When Britain declared war on Germany in August, 1914, Canada was automatically included and responded enthusiastically to Britain’s request for soldiers. There was great support for the war initially. People marched in the streets and waved the Union Jack, which was Canada’s flag at the time.
There were roles on active duty for everyone, depending upon their skills. For example, the Canadian Forestry Corps was established in 1916, when it was realized that large quantities of wood were needed on the western front for making crates, shoring up trenches, and building other defenses.
Recruitment for war service was undertaken in both official languages. Initially, the same message was simply translated into French, but it quickly became apparent that the appeal to British sovereignty did not resonate with the French Canadians.

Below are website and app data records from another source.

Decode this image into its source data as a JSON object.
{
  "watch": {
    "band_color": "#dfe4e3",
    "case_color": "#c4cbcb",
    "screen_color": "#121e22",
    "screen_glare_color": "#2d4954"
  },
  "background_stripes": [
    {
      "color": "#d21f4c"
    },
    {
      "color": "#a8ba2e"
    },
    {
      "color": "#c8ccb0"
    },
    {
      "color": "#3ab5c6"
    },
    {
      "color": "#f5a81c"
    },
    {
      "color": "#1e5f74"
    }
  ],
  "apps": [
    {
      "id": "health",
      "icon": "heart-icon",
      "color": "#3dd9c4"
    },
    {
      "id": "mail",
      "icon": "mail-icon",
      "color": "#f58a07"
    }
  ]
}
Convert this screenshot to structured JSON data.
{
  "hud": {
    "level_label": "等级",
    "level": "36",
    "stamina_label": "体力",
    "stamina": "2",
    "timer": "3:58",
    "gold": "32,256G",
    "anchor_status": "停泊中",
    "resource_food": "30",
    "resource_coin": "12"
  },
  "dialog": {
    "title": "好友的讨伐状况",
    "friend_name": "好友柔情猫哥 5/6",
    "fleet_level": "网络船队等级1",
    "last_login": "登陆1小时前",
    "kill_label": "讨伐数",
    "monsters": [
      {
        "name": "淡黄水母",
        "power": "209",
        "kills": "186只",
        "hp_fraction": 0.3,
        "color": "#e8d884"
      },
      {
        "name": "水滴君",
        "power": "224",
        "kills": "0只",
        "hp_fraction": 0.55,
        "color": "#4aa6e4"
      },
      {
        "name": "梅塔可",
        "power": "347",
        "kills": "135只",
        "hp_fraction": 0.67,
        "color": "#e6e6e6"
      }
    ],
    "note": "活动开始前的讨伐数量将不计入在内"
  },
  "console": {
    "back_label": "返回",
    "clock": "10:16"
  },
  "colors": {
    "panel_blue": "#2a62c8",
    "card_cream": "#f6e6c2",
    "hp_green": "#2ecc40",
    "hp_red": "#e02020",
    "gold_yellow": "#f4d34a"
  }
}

Campaigns in Quebec yielded few recruits, causing tension between the pro-war English Canadians, and the French Canadians who felt that this was not their war.